Do you intend to write a sequel to Amortals?
I’d love to. The novel comes to an abrupt end at what is the climactic part of Ronan’s story, but it also supplies a clear impetus for what could be at least a whole new novel’s worth of tales. I’m actually going to be suggesting this to Angry Robot soon, along with a raft of other ideas I’m pursuing.
I understand you have another new novel on the near horizon, Vegas Knights. Can you give us a thumbnail sketch of the premise?
A couple of college freshman pick up a little bit of magic and decide to head to Las Vegas over Spring Break to see if they can use their tricks to score big. Unfortunately for them, they discover that they’re far from the first people to come up with this idea. The magic mob catches on to them, and it all spirals out of control from there in spectacular and painful ways.
That’s the key phrase for a thriller, by the way: “spirals out of control from there.” If it’s a comedy instead, you use “hilarity ensues.”
Is Angry Robot publishing this novel as well? Are you slated to write more novels for AR?
This is another Angry Robot book, just like Amortals. They’re great people, and I’ve been thrilled with them so far. I don’t have any other novels under contract with them at the moment, but we’re in the middle of discussing plans for the future right now. I have high hopes that you’ll see many more of my books from them in the future.
I know publishers have cut way back on this sort of promotion, but is there a thought that you might do a book signing tour?
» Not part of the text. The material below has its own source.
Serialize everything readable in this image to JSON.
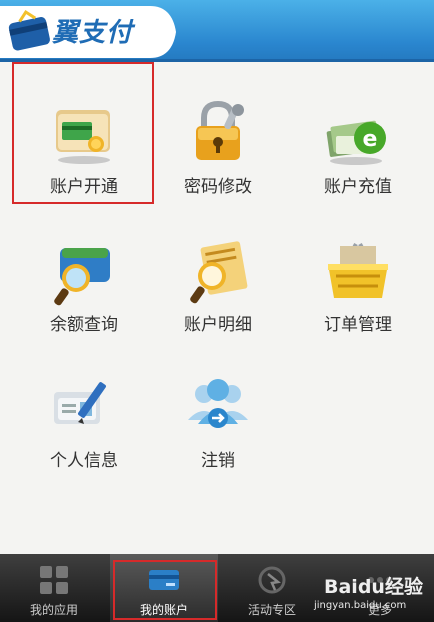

As an indie publisher, Angry Robot doesn’t send any of its authors on tour, and honestly I’m not sure how much good such things do these days for any but the bestselling authors. That said, I always enjoy meeting with people who enjoy my work. I’m going to be at a number of conventions this spring and a few more over the summer and fall. For updates on that, people should check my schedule on my website.
If book or game stores would like to have you in for a signing, how can they get in touch with you?
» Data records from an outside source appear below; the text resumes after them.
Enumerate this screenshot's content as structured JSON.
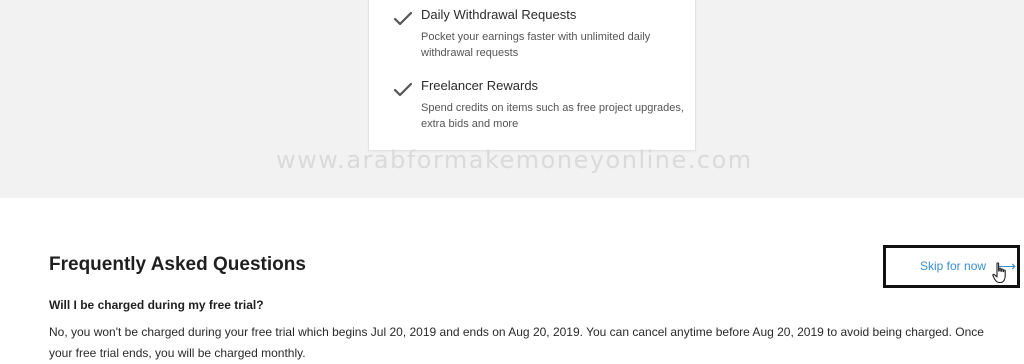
{
  "benefits": [
    {
      "title": "Daily Withdrawal Requests",
      "description": "Pocket your earnings faster with unlimited daily withdrawal requests",
      "icon": "check-icon"
    },
    {
      "title": "Freelancer Rewards",
      "description": "Spend credits on items such as free project upgrades, extra bids and more",
      "icon": "check-icon"
    }
  ],
  "watermark": "www.arabformakemoneyonline.com",
  "faq": {
    "title": "Frequently Asked Questions",
    "skip_label": "Skip for now",
    "question": "Will I be charged during my free trial?",
    "answer": "No, you won't be charged during your free trial which begins Jul 20, 2019 and ends on Aug 20, 2019. You can cancel anytime before Aug 20, 2019 to avoid being charged. Once your free trial ends, you will be charged monthly."
  },
  "colors": {
    "link": "#3b8fd1",
    "top_band": "#f2f2f2",
    "highlight_border": "#111111"
  }
}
If a store would like to have me in for a signing — or if a convention would like to have me attend as a guest, or if a school would like to have me in as a speaker — all they have to do is ask. They can contact me at email@example.com with the dates, location, and any other details. I’ll check that against my schedule and see what we can work out. I’m always happy to do what I can to help people get my books into readers’ hands.
Interview by Bill Bodden